> _Problem to work on_: Every entry that appears below is to be output exactly.

(Stored data)
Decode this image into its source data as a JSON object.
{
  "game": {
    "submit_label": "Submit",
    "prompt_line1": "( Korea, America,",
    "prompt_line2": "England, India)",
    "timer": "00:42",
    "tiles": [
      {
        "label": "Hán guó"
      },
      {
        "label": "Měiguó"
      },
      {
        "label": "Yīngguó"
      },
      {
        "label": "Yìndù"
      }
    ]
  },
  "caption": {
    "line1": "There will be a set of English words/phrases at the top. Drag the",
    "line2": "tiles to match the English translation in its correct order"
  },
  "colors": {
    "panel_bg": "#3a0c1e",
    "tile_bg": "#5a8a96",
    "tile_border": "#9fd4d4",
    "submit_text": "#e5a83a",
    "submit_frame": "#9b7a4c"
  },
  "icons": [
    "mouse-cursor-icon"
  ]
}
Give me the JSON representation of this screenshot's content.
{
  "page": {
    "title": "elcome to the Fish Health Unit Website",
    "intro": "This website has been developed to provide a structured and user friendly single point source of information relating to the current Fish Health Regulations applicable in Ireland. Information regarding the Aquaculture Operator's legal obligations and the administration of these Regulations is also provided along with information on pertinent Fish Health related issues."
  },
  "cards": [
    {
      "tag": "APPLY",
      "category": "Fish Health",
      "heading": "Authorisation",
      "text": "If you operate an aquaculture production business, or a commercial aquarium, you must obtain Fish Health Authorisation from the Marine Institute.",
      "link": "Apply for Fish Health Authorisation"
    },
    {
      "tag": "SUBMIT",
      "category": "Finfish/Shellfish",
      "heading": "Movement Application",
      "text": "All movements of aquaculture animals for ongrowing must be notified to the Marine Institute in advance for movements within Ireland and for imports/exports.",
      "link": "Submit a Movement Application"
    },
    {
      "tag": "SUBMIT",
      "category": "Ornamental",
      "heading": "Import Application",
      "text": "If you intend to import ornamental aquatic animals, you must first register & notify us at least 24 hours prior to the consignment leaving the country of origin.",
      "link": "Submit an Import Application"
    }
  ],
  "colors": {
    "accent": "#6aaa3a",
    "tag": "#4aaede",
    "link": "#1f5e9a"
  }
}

> _Solution for this task_:
Decode this image into its source data as a JSON object.
{
  "game": {
    "submit_label": "Submit",
    "prompt_line1": "( Korea, America,",
    "prompt_line2": "England, India)",
    "timer": "00:42",
    "tiles": [
      {
        "label": "Hán guó"
      },
      {
        "label": "Měiguó"
      },
      {
        "label": "Yīngguó"
      },
      {
        "label": "Yìndù"
      }
    ]
  },
  "caption": {
    "line1": "There will be a set of English words/phrases at the top. Drag the",
    "line2": "tiles to match the English translation in its correct order"
  },
  "colors": {
    "panel_bg": "#3a0c1e",
    "tile_bg": "#5a8a96",
    "tile_border": "#9fd4d4",
    "submit_text": "#e5a83a",
    "submit_frame": "#9b7a4c"
  },
  "icons": [
    "mouse-cursor-icon"
  ]
}
Give me the JSON representation of this screenshot's content.
{
  "page": {
    "title": "elcome to the Fish Health Unit Website",
    "intro": "This website has been developed to provide a structured and user friendly single point source of information relating to the current Fish Health Regulations applicable in Ireland. Information regarding the Aquaculture Operator's legal obligations and the administration of these Regulations is also provided along with information on pertinent Fish Health related issues."
  },
  "cards": [
    {
      "tag": "APPLY",
      "category": "Fish Health",
      "heading": "Authorisation",
      "text": "If you operate an aquaculture production business, or a commercial aquarium, you must obtain Fish Health Authorisation from the Marine Institute.",
      "link": "Apply for Fish Health Authorisation"
    },
    {
      "tag": "SUBMIT",
      "category": "Finfish/Shellfish",
      "heading": "Movement Application",
      "text": "All movements of aquaculture animals for ongrowing must be notified to the Marine Institute in advance for movements within Ireland and for imports/exports.",
      "link": "Submit a Movement Application"
    },
    {
      "tag": "SUBMIT",
      "category": "Ornamental",
      "heading": "Import Application",
      "text": "If you intend to import ornamental aquatic animals, you must first register & notify us at least 24 hours prior to the consignment leaving the country of origin.",
      "link": "Submit an Import Application"
    }
  ],
  "colors": {
    "accent": "#6aaa3a",
    "tag": "#4aaede",
    "link": "#1f5e9a"
  }
}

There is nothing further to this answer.